In a clash between urban and rural lawmakers, the New Mexico Senate voted 22-17 on Wednesday to outlaw coyote-killing contests that are staged for prizes or entertainment. The proposal, Senate Bill 76, now advances to the House of Representatives. Similar bills have twice cleared the Senate in the last four years but died in the House. Sen. Mark Moores, R-Albuquerque, said he had a simple reason for co-sponsoring the latest attempt to end the contests targeting coyotes. “I don’t want to live in a culture of wanton killing,” Moores said.
Members of Gov. Michelle Lujan Grisham’s Cabinet could get a raise. A proposed state budget approved by the House of Representatives last week provides $250,000 the governor’s office confirmed Tuesday would be used to increase pay for the heads of state government departments. The money comes as the new governor continues to fill out her Cabinet. Lujan Grisham has been blunt that the salaries her administration initially offered were too low for some prospective Cabinet officials. But as part of the biggest budget in state history, even this small line item is sure to draw criticism from Republicans.
Very different visions for legalizing cannabis in New Mexico are a bit closer to becoming reality after legislative hearings on Saturday. A bill that would legalize recreational cannabis for adults over 21 and task the state with licensing retailers to sell the product is headed to a vote of the full House of Representatives after winning the approval of a key committee. Just a few hours later, a Senate committee backed a Republican-sponsored proposal to legalize cannabis and allow for sales from state-owned stores. It remains unclear whether the full Senate would approve either bill this year, making the campaign to legalize cannabis something of a long shot as the legislative session nears its end March 16. But with a new governor who has said she would sign a bill legalizing marijuana with the right provisions in place, both pieces of legislation have stirred a debate that was hypothetical a year ago.

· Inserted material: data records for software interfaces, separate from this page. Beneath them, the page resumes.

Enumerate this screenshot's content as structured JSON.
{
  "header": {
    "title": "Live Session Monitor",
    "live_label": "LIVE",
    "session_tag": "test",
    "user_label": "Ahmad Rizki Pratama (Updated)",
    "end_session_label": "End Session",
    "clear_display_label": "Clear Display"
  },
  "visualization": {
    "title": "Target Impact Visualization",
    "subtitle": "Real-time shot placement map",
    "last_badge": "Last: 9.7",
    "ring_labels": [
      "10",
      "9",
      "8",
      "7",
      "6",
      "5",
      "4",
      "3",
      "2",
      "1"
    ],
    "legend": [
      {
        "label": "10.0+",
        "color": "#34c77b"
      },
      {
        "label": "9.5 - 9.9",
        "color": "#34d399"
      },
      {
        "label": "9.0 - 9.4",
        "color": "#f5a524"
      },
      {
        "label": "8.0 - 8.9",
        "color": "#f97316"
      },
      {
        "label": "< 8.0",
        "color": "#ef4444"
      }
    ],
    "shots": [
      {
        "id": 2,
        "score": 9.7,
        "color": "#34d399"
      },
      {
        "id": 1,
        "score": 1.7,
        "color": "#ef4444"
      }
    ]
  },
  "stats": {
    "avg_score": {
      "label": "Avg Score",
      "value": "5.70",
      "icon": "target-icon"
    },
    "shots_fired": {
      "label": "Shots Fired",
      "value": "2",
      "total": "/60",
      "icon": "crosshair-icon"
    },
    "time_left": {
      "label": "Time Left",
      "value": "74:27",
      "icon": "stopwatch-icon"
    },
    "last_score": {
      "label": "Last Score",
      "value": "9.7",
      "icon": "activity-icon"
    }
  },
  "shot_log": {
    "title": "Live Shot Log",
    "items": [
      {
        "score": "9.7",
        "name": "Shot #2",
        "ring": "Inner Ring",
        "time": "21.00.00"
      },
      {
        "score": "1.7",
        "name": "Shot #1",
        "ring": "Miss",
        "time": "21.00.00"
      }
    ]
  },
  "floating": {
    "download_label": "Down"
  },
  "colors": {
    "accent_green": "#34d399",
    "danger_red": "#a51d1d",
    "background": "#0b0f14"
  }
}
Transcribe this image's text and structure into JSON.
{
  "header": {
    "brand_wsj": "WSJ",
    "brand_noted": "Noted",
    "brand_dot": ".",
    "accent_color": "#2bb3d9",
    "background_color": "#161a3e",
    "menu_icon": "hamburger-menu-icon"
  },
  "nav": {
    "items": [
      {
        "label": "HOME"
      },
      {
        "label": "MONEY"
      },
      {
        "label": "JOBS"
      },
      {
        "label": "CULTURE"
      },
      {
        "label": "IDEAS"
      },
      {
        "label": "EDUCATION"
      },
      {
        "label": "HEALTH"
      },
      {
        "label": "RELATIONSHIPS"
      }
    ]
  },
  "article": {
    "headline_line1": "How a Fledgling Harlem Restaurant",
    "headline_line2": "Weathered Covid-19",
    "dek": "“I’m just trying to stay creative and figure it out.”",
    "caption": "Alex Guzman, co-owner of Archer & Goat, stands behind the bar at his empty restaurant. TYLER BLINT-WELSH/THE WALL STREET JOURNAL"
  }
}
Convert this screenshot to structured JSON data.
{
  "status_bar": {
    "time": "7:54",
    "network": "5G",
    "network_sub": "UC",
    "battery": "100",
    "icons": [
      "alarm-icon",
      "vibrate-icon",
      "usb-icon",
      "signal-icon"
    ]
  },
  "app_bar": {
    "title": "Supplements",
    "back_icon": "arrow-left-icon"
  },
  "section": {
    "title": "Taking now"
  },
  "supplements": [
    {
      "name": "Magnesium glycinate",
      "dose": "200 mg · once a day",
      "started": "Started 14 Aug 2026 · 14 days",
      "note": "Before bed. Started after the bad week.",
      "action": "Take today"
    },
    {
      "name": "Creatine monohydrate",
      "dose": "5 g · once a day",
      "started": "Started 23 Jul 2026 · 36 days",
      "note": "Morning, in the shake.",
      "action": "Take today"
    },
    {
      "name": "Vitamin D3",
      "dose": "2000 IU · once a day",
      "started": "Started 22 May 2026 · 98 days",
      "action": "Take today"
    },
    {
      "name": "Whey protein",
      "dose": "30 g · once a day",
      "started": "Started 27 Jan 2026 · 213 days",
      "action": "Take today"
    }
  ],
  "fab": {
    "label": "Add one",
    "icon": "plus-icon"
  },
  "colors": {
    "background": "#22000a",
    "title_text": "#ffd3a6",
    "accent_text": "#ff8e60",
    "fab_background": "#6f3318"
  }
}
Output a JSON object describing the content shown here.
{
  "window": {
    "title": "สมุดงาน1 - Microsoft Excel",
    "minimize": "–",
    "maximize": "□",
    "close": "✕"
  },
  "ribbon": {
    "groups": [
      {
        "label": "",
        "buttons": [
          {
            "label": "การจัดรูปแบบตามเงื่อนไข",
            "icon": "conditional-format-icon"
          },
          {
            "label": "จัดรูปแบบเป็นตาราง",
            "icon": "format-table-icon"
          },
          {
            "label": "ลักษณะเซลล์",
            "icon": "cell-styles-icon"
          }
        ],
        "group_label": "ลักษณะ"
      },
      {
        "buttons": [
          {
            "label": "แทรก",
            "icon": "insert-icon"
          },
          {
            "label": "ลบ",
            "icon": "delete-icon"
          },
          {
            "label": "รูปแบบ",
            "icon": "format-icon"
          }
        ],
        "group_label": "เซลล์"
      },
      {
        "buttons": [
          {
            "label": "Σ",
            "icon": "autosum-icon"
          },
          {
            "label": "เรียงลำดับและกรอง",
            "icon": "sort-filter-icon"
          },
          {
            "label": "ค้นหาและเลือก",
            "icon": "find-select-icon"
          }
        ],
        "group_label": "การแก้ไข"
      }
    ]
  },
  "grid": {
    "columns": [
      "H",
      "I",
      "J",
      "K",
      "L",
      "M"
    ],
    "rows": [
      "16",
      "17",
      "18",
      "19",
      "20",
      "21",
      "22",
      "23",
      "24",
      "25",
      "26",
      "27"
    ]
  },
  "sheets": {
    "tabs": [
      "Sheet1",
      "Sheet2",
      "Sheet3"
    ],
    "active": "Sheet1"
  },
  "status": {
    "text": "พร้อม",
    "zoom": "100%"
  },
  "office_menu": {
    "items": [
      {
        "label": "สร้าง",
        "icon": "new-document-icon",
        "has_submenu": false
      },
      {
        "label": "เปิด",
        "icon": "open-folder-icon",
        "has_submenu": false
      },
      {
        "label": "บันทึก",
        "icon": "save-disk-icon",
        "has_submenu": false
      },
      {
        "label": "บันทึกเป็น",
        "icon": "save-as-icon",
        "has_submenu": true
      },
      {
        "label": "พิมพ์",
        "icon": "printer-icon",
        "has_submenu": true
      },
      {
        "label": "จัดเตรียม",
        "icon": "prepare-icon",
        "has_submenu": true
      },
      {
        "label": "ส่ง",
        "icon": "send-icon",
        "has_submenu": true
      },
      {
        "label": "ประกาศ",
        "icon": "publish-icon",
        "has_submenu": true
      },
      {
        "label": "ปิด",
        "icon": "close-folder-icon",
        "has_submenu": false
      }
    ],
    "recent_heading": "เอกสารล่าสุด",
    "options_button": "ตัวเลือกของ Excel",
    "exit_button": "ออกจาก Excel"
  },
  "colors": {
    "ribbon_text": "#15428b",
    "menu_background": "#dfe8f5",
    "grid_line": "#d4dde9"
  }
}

One of Gov. Michelle Lujan Grisham’s favored legislative initiatives finally advanced Wednesday when the Senate Rules Committee voted 8-0 for a bill to create a centralized department for early childhood education. Senate Bill 22 would consolidate programs that are spread among several agencies, including the Public Education Department and the Children Youth and Families Department. The sponsor, Sen. Michael Padilla, D-Albuquerque, helped his cause by cutting in half his initial request of $2.5 million to get the department running by July 1, 2020. Padilla now is seeking $1.25 million for the department to make the proposal more palatable. He said the public would benefit from the new agency.
The state Senate voted Friday to confirm Gov. Michelle Lujan Grisham’s five nominees to the University of New Mexico Board of Regents, an unusually fast decision that came just six days after she announced her choices. The Senate Rules Committee, which is responsible for background checks on gubernatorial nominees for high-level jobs, considered the candidacies of all five during a three-hour hearing. Then the full 42-member Senate confirmed all of them without dissent. The new regents are:
o Kimberly Sanchez Rael, whose background is in business. She will serve a six-year term.